*Problem to work on*. All of the records must be set down again word for word.

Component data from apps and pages
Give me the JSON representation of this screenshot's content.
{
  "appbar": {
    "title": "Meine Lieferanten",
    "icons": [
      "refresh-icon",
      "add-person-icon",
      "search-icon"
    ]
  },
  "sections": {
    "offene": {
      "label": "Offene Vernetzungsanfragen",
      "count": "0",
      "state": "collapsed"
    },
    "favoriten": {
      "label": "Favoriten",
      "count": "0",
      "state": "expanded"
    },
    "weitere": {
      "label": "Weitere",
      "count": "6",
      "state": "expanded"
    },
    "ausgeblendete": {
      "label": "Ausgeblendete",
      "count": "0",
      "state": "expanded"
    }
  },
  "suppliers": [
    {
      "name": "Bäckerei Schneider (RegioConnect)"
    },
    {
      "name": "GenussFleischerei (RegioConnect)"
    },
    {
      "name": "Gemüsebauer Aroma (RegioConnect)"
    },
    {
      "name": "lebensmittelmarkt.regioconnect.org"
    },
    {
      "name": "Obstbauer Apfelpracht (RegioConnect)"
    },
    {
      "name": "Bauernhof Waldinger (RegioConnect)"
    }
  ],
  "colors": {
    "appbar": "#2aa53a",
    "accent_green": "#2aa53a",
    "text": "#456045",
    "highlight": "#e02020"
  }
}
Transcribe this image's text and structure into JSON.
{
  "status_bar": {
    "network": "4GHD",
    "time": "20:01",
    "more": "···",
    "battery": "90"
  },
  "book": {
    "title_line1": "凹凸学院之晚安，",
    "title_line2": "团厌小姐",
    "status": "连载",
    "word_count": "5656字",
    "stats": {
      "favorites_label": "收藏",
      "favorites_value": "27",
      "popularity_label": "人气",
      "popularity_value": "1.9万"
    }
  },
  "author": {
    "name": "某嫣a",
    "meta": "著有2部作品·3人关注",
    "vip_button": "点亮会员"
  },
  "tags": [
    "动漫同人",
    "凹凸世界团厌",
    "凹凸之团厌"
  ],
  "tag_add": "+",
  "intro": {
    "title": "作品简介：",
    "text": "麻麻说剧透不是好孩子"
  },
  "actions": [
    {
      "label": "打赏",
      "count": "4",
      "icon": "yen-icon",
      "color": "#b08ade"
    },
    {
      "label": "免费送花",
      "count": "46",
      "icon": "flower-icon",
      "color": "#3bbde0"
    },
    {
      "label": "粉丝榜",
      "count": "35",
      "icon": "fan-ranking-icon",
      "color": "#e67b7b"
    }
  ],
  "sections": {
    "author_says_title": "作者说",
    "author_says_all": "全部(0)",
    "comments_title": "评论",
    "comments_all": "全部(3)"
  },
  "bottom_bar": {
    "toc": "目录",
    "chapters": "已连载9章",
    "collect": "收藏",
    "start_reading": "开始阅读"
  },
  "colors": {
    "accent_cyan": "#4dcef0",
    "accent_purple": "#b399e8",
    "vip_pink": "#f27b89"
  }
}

*Problem solution*.
Give me the JSON representation of this screenshot's content.
{
  "appbar": {
    "title": "Meine Lieferanten",
    "icons": [
      "refresh-icon",
      "add-person-icon",
      "search-icon"
    ]
  },
  "sections": {
    "offene": {
      "label": "Offene Vernetzungsanfragen",
      "count": "0",
      "state": "collapsed"
    },
    "favoriten": {
      "label": "Favoriten",
      "count": "0",
      "state": "expanded"
    },
    "weitere": {
      "label": "Weitere",
      "count": "6",
      "state": "expanded"
    },
    "ausgeblendete": {
      "label": "Ausgeblendete",
      "count": "0",
      "state": "expanded"
    }
  },
  "suppliers": [
    {
      "name": "Bäckerei Schneider (RegioConnect)"
    },
    {
      "name": "GenussFleischerei (RegioConnect)"
    },
    {
      "name": "Gemüsebauer Aroma (RegioConnect)"
    },
    {
      "name": "lebensmittelmarkt.regioconnect.org"
    },
    {
      "name": "Obstbauer Apfelpracht (RegioConnect)"
    },
    {
      "name": "Bauernhof Waldinger (RegioConnect)"
    }
  ],
  "colors": {
    "appbar": "#2aa53a",
    "accent_green": "#2aa53a",
    "text": "#456045",
    "highlight": "#e02020"
  }
}
Transcribe this image's text and structure into JSON.
{
  "status_bar": {
    "network": "4GHD",
    "time": "20:01",
    "more": "···",
    "battery": "90"
  },
  "book": {
    "title_line1": "凹凸学院之晚安，",
    "title_line2": "团厌小姐",
    "status": "连载",
    "word_count": "5656字",
    "stats": {
      "favorites_label": "收藏",
      "favorites_value": "27",
      "popularity_label": "人气",
      "popularity_value": "1.9万"
    }
  },
  "author": {
    "name": "某嫣a",
    "meta": "著有2部作品·3人关注",
    "vip_button": "点亮会员"
  },
  "tags": [
    "动漫同人",
    "凹凸世界团厌",
    "凹凸之团厌"
  ],
  "tag_add": "+",
  "intro": {
    "title": "作品简介：",
    "text": "麻麻说剧透不是好孩子"
  },
  "actions": [
    {
      "label": "打赏",
      "count": "4",
      "icon": "yen-icon",
      "color": "#b08ade"
    },
    {
      "label": "免费送花",
      "count": "46",
      "icon": "flower-icon",
      "color": "#3bbde0"
    },
    {
      "label": "粉丝榜",
      "count": "35",
      "icon": "fan-ranking-icon",
      "color": "#e67b7b"
    }
  ],
  "sections": {
    "author_says_title": "作者说",
    "author_says_all": "全部(0)",
    "comments_title": "评论",
    "comments_all": "全部(3)"
  },
  "bottom_bar": {
    "toc": "目录",
    "chapters": "已连载9章",
    "collect": "收藏",
    "start_reading": "开始阅读"
  },
  "colors": {
    "accent_cyan": "#4dcef0",
    "accent_purple": "#b399e8",
    "vip_pink": "#f27b89"
  }
}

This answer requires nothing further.